The Vallette di Ostellato are remnants of an enormous land reclamation project in the lagoons of Mezzano, ancient and vast marshes colonized since ancient times. From the late XIXth century until the early ‘60s, more than 18.000 hectars were dried and this vast extension presents itself today as a large expanse of cultivated land that serves as a granary for the territory of Ferrara and a rich source of food for the many species of water birds in the various oases of the Delta.


The Vallette are composed of four fresh water wetlands, interspersed with small islands, which have been naturalized; they are: Valle San Camillo, Fossa, Fornace and San Zagno. They extend for approximately 15 kilometers, as a strip of water enclosed between the Canale Navigabile and the Canale Circondariale. The typical vegetation is that of marshy plants and hygrophilous woods; reeds, swamp lilies, water lilies, blackthorn, elder and tamarisk prevail. The Nature Service of the Province of Ferrara set up, in the '70s, an Oasis of Protection of Fauna. It can be accessed through the trails improved with huts, shields and turrets from which you can spot ducks, great herons, great crested grebes, black-winged stilts, passerines, night herons, egrets, squacco herons and white storks. At the Vallette, you can do sportfishing, catch catfish, carp, pike perch, eel and crucian carp. You can also make cycling excursions or observe the stars thanks to the astronomical observatory located in the area, which is also equipped with recreational facilities and accommodations for an overnight stay.
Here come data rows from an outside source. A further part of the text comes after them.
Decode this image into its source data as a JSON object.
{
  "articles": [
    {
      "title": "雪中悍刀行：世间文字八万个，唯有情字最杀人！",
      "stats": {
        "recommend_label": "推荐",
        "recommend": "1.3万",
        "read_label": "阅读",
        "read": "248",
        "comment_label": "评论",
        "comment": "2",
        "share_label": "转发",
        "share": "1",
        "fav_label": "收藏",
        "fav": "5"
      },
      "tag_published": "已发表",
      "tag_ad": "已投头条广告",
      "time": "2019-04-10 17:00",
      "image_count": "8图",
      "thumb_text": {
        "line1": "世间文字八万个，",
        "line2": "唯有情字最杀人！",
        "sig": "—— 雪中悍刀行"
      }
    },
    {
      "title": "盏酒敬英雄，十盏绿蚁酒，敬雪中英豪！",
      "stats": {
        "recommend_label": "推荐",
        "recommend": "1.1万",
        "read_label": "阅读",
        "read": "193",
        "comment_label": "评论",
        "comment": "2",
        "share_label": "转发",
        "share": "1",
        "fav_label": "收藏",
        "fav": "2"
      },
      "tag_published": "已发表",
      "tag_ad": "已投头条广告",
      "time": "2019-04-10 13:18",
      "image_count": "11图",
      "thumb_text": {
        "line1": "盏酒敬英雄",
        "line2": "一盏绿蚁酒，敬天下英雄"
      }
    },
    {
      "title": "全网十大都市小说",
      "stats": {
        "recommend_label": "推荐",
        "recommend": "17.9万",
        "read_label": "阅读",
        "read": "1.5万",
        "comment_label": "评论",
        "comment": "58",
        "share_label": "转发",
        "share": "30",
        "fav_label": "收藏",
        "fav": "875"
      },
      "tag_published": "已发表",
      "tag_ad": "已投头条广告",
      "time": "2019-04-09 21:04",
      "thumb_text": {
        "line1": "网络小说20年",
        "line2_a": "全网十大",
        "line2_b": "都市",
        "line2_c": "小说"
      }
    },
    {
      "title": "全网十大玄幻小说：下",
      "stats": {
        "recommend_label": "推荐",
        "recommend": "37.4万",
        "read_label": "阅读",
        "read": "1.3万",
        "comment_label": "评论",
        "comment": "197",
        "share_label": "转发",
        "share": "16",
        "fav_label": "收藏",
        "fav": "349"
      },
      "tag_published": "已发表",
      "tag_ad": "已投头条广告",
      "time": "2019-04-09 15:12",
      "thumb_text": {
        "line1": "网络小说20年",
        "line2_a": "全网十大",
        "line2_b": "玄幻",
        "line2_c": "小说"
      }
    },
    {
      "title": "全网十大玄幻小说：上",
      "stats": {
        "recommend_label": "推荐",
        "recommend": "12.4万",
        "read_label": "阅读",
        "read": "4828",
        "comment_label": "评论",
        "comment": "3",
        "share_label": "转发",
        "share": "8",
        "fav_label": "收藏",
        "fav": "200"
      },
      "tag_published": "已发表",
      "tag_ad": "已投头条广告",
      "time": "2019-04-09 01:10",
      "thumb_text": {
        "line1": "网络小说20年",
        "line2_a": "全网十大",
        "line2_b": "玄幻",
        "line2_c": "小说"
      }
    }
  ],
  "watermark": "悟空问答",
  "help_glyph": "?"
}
Located in the municipality of Portomaggiore, the Oasis Anse Vallive di Porto Bacino di Bando is a wetland of great natural value and a resting, wintering and nesting area for many species of birds, including herons, black-winged stilts, marsh harriers, owls and kingfi shers. Surrounded by cultivated fi elds which derive from the reclamation of Mezzano and which are a rich food source for birds, the oasis is a freshwater wetland covering approximately 50 hectares. Thanks to a corridor of land that separates the basins, you can go around the perimeter of the central body of water, either on foot or by bicycle.


Originally the area was a pond in the service of an old sugar mill now inactive and, as often happens to abandoned sites, nature has reclaimed the space facilitating, within the wetlands, the fast colonization by many fl oristic species, able to attract interesting aquatic fauna. So the Province of Ferrara has initiated a series of measures for the protection and environmental restoration of the area, because factors such as the variable depth of the basins (from a few centimeters to a meter) and the rich vegetation attract even rare species. In addition, the oasis is home to two major projects that aim to re-introduce the White Stork and the Greylag Goose, easy to spot thanks to the presence of pathways and observation huts that allow excellent views without creating a disturbance. The Visitor Center, "A Casa della Cicogna", is the organizational center and gateway to the reserve.